What Makes a Sex Shop Halal? Responding to apparent pent-up demand for tacky bachelorette parties, the 38-year old Turkish entrepreneur Haluk Murat Demirel has opened the country's first halal (permissible in Islam) sex shop online.
It's not the first such enterprise in the world -- successful predecessors can be found in such varied locales as Bahrain, the Netherlands, and Atlanta, Ga. -- but the existence of such a market still raises some interesting questions. For instance, what makes a sex shop halal? And what's behind their spread? According to Hamza Yusuf, an American Islamic scholar and co-founder of Zaytuna College in Berkeley, Calif., the trend is, if anything, reflective of the adaptive qualities of capitalism -- not any trend in the Muslim world, where items like herbal aphrodisiacs have been commonplace but under the radar for centuries.

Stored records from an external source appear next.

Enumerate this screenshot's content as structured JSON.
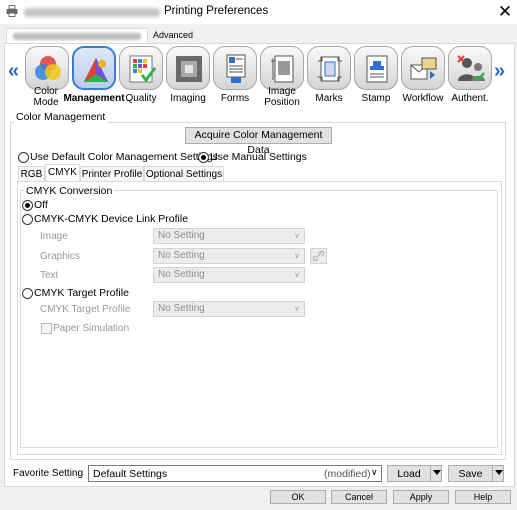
{
  "window": {
    "title": "Printing Preferences",
    "close_glyph": "✕"
  },
  "top_tabs": [
    {
      "label": ""
    },
    {
      "label": "Advanced"
    }
  ],
  "toolbar": {
    "left_arrow": "«",
    "right_arrow": "»",
    "items": [
      {
        "label": "Color Mode",
        "icon": "color-mode-icon"
      },
      {
        "label": "Management",
        "icon": "color-management-icon",
        "selected": true
      },
      {
        "label": "Quality",
        "icon": "quality-icon"
      },
      {
        "label": "Imaging",
        "icon": "imaging-icon"
      },
      {
        "label": "Forms",
        "icon": "forms-icon"
      },
      {
        "label": "Image Position",
        "icon": "image-position-icon"
      },
      {
        "label": "Marks",
        "icon": "marks-icon"
      },
      {
        "label": "Stamp",
        "icon": "stamp-icon"
      },
      {
        "label": "Workflow",
        "icon": "workflow-icon"
      },
      {
        "label": "Authent.",
        "icon": "authentication-icon"
      }
    ]
  },
  "color_management": {
    "title": "Color Management",
    "acquire_button": "Acquire Color Management Data",
    "use_default": "Use Default Color Management Settings",
    "use_manual": "Use Manual Settings",
    "selected": "manual",
    "tabs": [
      "RGB",
      "CMYK",
      "Printer Profile",
      "Optional Settings"
    ],
    "active_tab": "CMYK",
    "cmyk_conversion": {
      "title": "CMYK Conversion",
      "off": "Off",
      "device_link": "CMYK-CMYK Device Link Profile",
      "image_label": "Image",
      "image_value": "No Setting",
      "graphics_label": "Graphics",
      "graphics_value": "No Setting",
      "text_label": "Text",
      "text_value": "No Setting",
      "target_profile": "CMYK Target Profile",
      "target_profile_label": "CMYK Target Profile",
      "target_profile_value": "No Setting",
      "paper_simulation": "Paper Simulation",
      "selected": "off"
    }
  },
  "favorite": {
    "label": "Favorite Setting",
    "value": "Default Settings",
    "modified": "(modified)",
    "load": "Load",
    "save": "Save"
  },
  "dialog_buttons": {
    "ok": "OK",
    "cancel": "Cancel",
    "apply": "Apply",
    "help": "Help"
  }
}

"Muslim countries have all of these but they don't advertise them," he told Foreign Policy by phone. But maybe that's giving it too much credit. Ramadan fast sparks personal freedom debate. In Pakistan, saying goodbye can be a religious statement. Pakistanis who continue to use 'Khuda hafiz' see the phrase as 'part of an ideological battle to retain what they see as a more pluralistic approach towards religion'.
Photograph: M. SAJJAD/AP Does it matter what name people use for God? This is the question thrown up as a result of a strange development in Pakistani etiquette. Until about 10 years ago "Khuda hafiz", which means "God protect you", was the phrase commonly used to say goodbye. While languages change and evolve with time, and Pakistan certainly has bigger problems such as corruption and militancy, the alteration has unsettled liberals in Pakistan, who say it reflects a wider change in the country's cultural landscape. Khuda is the Urdu word for God, borrowed from Persian. Islamic University Scholar Finds Headscarves Not Required. Being a Muslim and being a feminist are not mutually exclusive by Fatemeh Fakhraie.

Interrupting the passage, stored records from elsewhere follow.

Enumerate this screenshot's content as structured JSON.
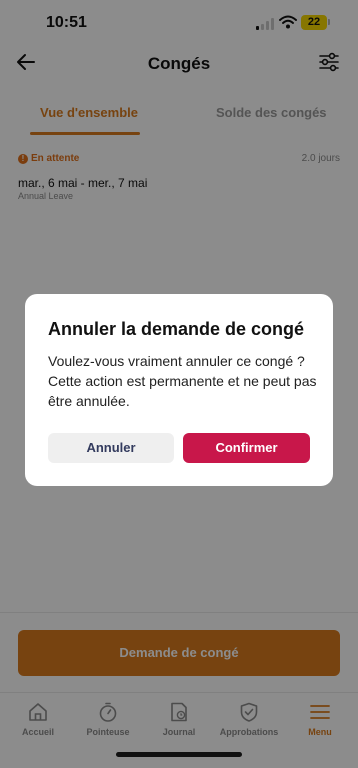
{
  "status_bar": {
    "time": "10:51",
    "battery": "22",
    "icons": [
      "cellular-signal-icon",
      "wifi-icon",
      "battery-icon"
    ]
  },
  "header": {
    "title": "Congés",
    "back_icon": "arrow-left-icon",
    "filter_icon": "sliders-icon"
  },
  "tabs": [
    {
      "label": "Vue d'ensemble",
      "active": true
    },
    {
      "label": "Solde des congés",
      "active": false
    }
  ],
  "request": {
    "status": "En attente",
    "status_icon": "alert-circle-icon",
    "duration": "2.0 jours",
    "dates": "mar., 6 mai - mer., 7 mai",
    "leave_type": "Annual Leave"
  },
  "dialog": {
    "title": "Annuler la demande de congé",
    "message": "Voulez-vous vraiment annuler ce congé ? Cette action est permanente et ne peut pas être annulée.",
    "cancel_label": "Annuler",
    "confirm_label": "Confirmer"
  },
  "actions": {
    "request_leave_label": "Demande de congé"
  },
  "nav": [
    {
      "label": "Accueil",
      "icon": "home-icon",
      "active": false
    },
    {
      "label": "Pointeuse",
      "icon": "stopwatch-icon",
      "active": false
    },
    {
      "label": "Journal",
      "icon": "journal-icon",
      "active": false
    },
    {
      "label": "Approbations",
      "icon": "shield-check-icon",
      "active": false
    },
    {
      "label": "Menu",
      "icon": "menu-icon",
      "active": true
    }
  ],
  "colors": {
    "accent": "#d97b1e",
    "confirm": "#c8174a",
    "pending": "#e0701a",
    "battery": "#f6d700"
  }
}
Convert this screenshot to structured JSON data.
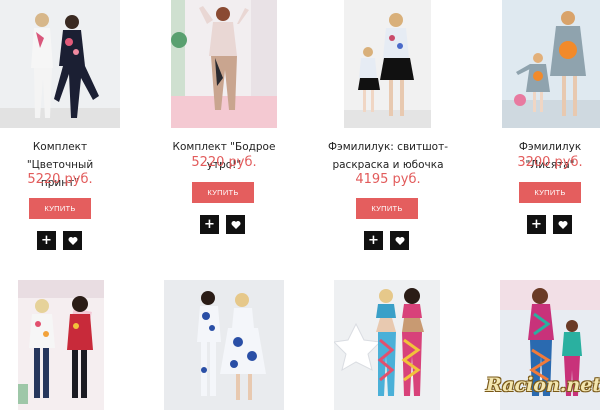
{
  "products": [
    {
      "title_line1": "Комплект \"Цветочный",
      "title_line2": "принт\"",
      "price": "5220 руб.",
      "buy_label": "купить"
    },
    {
      "title_line1": "Комплект \"Бодрое утро!\"",
      "title_line2": "",
      "price": "5220 руб.",
      "buy_label": "купить"
    },
    {
      "title_line1": "Фэмилилук: свитшот-",
      "title_line2": "раскраска и юбочка",
      "price": "4195 руб.",
      "buy_label": "купить"
    },
    {
      "title_line1": "Фэмилилук \"Лисята\"",
      "title_line2": "",
      "price": "3200 руб.",
      "buy_label": "купить"
    }
  ],
  "icons": {
    "add": "plus-icon",
    "favorite": "heart-icon"
  },
  "watermark": "Racion.net",
  "colors": {
    "accent": "#e45e5e",
    "price": "#e25b5b",
    "icon_button": "#111111"
  }
}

Pakistan: Moral Policing On A TV Show And The Consequence. On January 17, 2012, a morning show was broadcast on Pakistani news network Samaa TV where its female host, Maya Khan, and a group of middle aged women were seen scouring the parks of Karachi.
Their sole objective was to hold accountable couples visiting the parks in order to be on a date together without their guardians’ knowledge. During this show the group was seen chasing the couples around the park, forcing many of them to flee, cornering one and then recording them without their consent. As they repeatedly asked for the camera to be switched off, they were told it was, but the Samaa Team continued to film discreetly with sound.
During this episode couples were also asked to prove they were married to one another and produce their marriage certificates for the host Maya Khan. Screenshot from Youtube Video. This episode prompted strong protests from social media users in Pakistan, and many reacted like Mehreen Kasana, who said: Graphic courtesy Teeth Maestro. Full: A veiled reading of Islam that Saudi women still pay for. It would be hard for me to picture the tents of an election campsite set up for a woman running for any public or political office in Saudi Arabia.
Four years from now in Riyadh, would such a site be possible? Who is going to run them? Who is going to vote? Fund-raise? Make donations in the first place? I remember when I entered the Million's Poet competition in Abu Dhabi, male contestants set up to collect donations and booked hotel ballrooms to promote themselves and attract more votes. Likewise, male non-relatives made sure not the slightest mention of me was made in conversation with any of my relatives - to avoid any awkwardness. In a society like ours, what would become of the husbands, the brothers or even the uncles of women earning a seat on the Shura Council, Saudi Arabia's advisory body, or the municipal councils? In theory, many Saudis are excited about the prospects of female candidates, and they have a desire to support women. Page 2 of 2 One-page article.
Aquila Asia does Hajj - the synthetic jungle. The Hajj and Eid al-Adha. Sai Baba and Islam. Prof.
Zeba Bashiruddin "I have come not to disturb any faith but to reaffirm each one's belief, so that a Muslim may become a better Muslim ... " After reading these assuring words of Baba, who would like to proclaim that mankind is lost? The Covenant, for me, strikes a double cord. It reminds me of an ancient promise of the Gita and the Quran that God guides mankind from darkness to light. At Baba's Feet I have learnt many facts of my own faith. That has been the beginning of an inward journey. The term surrender is the literal meaning of the word 'Islam'. Surrender also means, according to Baba and the Sufis, we seek Allah without a desire for reward or fear of punishment. Reviews for The Meaning of the Holy Qu'ran: Books: Abdullah Yusuf Ali.